§ WORK REQUEST
Write out the data below in full, unchanged, minus the images.
Segment Open
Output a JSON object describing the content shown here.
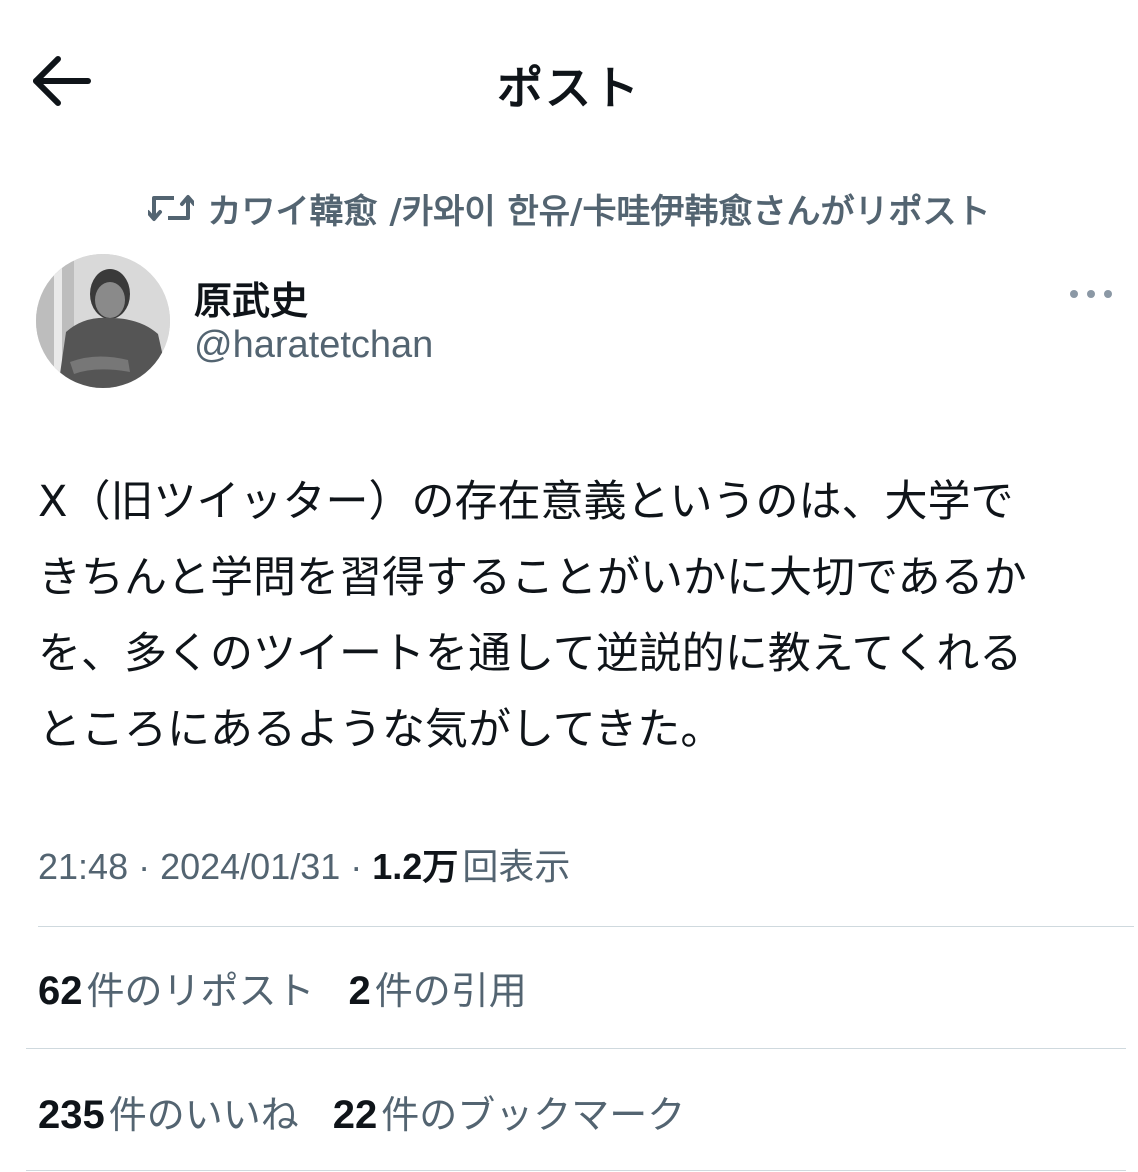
{
  "header": {
    "title": "ポスト",
    "back_icon": "arrow-left-icon"
  },
  "repost": {
    "icon": "retweet-icon",
    "text": "カワイ韓愈 /카와이 한유/卡哇伊韩愈さんがリポスト"
  },
  "author": {
    "display_name": "原武史",
    "handle": "@haratetchan",
    "more_icon": "more-horizontal-icon"
  },
  "post": {
    "text": "X（旧ツイッター）の存在意義というのは、大学で\nきちんと学問を習得することがいかに大切であるか\nを、多くのツイートを通して逆説的に教えてくれる\nところにあるような気がしてきた。"
  },
  "meta": {
    "time": "21:48",
    "date": "2024/01/31",
    "separator": "·",
    "views_count": "1.2万",
    "views_label": "回表示"
  },
  "stats": {
    "reposts": {
      "count": "62",
      "label": "件のリポスト"
    },
    "quotes": {
      "count": "2",
      "label": "件の引用"
    },
    "likes": {
      "count": "235",
      "label": "件のいいね"
    },
    "bookmarks": {
      "count": "22",
      "label": "件のブックマーク"
    }
  },
  "colors": {
    "text_primary": "#0f1419",
    "text_secondary": "#536471",
    "divider": "#cfd9de",
    "background": "#ffffff"
  }
}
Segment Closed
§ SOLVED PROBLEM
Output a JSON object describing the content shown here.
{
  "header": {
    "title": "ポスト",
    "back_icon": "arrow-left-icon"
  },
  "repost": {
    "icon": "retweet-icon",
    "text": "カワイ韓愈 /카와이 한유/卡哇伊韩愈さんがリポスト"
  },
  "author": {
    "display_name": "原武史",
    "handle": "@haratetchan",
    "more_icon": "more-horizontal-icon"
  },
  "post": {
    "text": "X（旧ツイッター）の存在意義というのは、大学で\nきちんと学問を習得することがいかに大切であるか\nを、多くのツイートを通して逆説的に教えてくれる\nところにあるような気がしてきた。"
  },
  "meta": {
    "time": "21:48",
    "date": "2024/01/31",
    "separator": "·",
    "views_count": "1.2万",
    "views_label": "回表示"
  },
  "stats": {
    "reposts": {
      "count": "62",
      "label": "件のリポスト"
    },
    "quotes": {
      "count": "2",
      "label": "件の引用"
    },
    "likes": {
      "count": "235",
      "label": "件のいいね"
    },
    "bookmarks": {
      "count": "22",
      "label": "件のブックマーク"
    }
  },
  "colors": {
    "text_primary": "#0f1419",
    "text_secondary": "#536471",
    "divider": "#cfd9de",
    "background": "#ffffff"
  }
}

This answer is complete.